DATA IN THIS EXERCISE »
________________________________________

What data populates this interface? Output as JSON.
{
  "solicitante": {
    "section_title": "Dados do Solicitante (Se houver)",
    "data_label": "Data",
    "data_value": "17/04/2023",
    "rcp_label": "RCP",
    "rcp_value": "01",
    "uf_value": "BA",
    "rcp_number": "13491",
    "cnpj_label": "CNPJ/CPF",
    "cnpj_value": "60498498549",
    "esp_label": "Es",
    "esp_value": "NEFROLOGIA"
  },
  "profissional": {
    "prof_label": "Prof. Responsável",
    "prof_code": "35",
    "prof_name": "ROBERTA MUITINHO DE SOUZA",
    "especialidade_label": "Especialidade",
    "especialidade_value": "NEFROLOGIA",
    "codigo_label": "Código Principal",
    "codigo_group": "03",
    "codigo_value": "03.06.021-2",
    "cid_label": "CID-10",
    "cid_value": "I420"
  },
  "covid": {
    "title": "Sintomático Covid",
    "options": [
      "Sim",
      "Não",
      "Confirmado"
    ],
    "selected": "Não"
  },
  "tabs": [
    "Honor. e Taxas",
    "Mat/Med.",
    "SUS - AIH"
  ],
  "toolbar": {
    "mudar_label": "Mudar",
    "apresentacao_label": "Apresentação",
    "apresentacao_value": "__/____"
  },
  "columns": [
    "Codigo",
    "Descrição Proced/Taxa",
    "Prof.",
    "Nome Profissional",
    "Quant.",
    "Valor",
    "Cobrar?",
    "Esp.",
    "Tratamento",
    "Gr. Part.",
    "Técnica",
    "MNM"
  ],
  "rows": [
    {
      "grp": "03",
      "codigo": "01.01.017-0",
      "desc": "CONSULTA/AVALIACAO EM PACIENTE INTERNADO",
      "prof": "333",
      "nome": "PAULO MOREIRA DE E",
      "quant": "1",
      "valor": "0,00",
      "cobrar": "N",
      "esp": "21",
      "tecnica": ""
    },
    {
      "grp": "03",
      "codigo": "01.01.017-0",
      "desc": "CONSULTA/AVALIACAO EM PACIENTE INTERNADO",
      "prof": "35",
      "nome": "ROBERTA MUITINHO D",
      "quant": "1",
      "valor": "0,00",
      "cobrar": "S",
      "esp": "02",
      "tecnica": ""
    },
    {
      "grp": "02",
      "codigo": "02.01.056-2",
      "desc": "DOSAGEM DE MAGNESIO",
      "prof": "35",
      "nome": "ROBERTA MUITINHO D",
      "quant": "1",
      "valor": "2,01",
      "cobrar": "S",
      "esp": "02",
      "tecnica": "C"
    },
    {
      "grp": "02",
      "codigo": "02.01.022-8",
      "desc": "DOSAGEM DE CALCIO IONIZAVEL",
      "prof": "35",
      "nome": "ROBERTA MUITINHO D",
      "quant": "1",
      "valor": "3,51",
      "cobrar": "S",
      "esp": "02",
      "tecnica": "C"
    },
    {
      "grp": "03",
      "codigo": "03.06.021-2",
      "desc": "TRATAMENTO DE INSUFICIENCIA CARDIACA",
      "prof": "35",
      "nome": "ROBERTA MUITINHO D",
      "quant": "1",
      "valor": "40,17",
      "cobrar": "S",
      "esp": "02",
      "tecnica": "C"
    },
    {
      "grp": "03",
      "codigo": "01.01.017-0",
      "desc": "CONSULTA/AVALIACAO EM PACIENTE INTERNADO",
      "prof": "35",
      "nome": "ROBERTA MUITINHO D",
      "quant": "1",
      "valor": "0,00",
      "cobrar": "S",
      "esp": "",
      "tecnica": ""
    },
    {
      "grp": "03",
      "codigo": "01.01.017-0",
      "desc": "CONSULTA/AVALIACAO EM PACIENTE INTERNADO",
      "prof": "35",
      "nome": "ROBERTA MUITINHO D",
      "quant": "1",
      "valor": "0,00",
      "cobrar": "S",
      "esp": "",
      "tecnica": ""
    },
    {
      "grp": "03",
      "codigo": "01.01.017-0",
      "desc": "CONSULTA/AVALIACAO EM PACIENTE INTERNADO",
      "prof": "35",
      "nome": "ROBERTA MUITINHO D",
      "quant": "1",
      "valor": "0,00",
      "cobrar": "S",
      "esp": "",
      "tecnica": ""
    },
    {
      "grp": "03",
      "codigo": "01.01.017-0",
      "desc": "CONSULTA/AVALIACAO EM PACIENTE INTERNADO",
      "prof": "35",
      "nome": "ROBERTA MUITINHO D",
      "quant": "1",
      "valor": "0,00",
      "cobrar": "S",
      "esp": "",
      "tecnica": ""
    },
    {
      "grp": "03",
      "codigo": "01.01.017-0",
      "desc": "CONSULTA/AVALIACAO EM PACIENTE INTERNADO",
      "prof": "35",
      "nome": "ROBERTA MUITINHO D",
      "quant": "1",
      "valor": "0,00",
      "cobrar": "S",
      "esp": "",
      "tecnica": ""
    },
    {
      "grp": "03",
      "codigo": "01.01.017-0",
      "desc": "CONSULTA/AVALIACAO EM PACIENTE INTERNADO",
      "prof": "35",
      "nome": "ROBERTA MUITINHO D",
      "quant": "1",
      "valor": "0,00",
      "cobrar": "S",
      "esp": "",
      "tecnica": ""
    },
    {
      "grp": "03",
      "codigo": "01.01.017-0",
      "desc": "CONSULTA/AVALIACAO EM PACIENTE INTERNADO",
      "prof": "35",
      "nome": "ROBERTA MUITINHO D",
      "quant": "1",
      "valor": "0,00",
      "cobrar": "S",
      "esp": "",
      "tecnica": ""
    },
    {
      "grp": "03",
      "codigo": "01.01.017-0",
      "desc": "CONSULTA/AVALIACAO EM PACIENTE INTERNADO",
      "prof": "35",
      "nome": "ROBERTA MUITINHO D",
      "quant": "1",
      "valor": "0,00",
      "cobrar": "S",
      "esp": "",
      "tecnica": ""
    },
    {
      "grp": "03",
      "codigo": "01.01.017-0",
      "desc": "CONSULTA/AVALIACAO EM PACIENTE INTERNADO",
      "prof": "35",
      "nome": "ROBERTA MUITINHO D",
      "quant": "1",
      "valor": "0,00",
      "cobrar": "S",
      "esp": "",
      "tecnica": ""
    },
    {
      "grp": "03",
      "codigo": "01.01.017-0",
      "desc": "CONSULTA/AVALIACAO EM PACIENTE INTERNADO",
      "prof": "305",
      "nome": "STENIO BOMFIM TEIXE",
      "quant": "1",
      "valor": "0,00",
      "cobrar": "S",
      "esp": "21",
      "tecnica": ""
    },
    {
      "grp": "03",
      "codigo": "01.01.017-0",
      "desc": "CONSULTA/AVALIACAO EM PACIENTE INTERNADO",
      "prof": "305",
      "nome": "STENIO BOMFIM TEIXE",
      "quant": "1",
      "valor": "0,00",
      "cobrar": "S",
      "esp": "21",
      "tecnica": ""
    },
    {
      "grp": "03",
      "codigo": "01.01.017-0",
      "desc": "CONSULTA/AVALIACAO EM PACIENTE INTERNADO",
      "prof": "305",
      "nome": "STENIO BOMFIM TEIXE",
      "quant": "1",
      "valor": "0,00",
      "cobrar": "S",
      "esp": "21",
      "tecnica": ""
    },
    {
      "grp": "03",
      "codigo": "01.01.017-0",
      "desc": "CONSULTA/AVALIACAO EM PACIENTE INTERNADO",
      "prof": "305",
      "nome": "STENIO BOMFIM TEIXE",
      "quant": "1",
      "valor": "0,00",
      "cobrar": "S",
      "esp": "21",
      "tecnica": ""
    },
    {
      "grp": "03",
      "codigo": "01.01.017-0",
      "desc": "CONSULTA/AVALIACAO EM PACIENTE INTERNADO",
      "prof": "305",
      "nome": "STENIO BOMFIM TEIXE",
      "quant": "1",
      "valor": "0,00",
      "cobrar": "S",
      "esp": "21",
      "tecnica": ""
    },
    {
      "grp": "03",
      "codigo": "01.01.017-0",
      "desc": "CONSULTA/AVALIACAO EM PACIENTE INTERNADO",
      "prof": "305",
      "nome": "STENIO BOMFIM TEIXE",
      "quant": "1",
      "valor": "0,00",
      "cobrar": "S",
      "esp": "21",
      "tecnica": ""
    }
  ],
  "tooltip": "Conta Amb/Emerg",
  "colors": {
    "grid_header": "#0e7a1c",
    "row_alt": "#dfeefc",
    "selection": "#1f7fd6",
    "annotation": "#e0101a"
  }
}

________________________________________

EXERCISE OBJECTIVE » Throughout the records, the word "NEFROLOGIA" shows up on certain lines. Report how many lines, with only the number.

TASK ANSWER » 2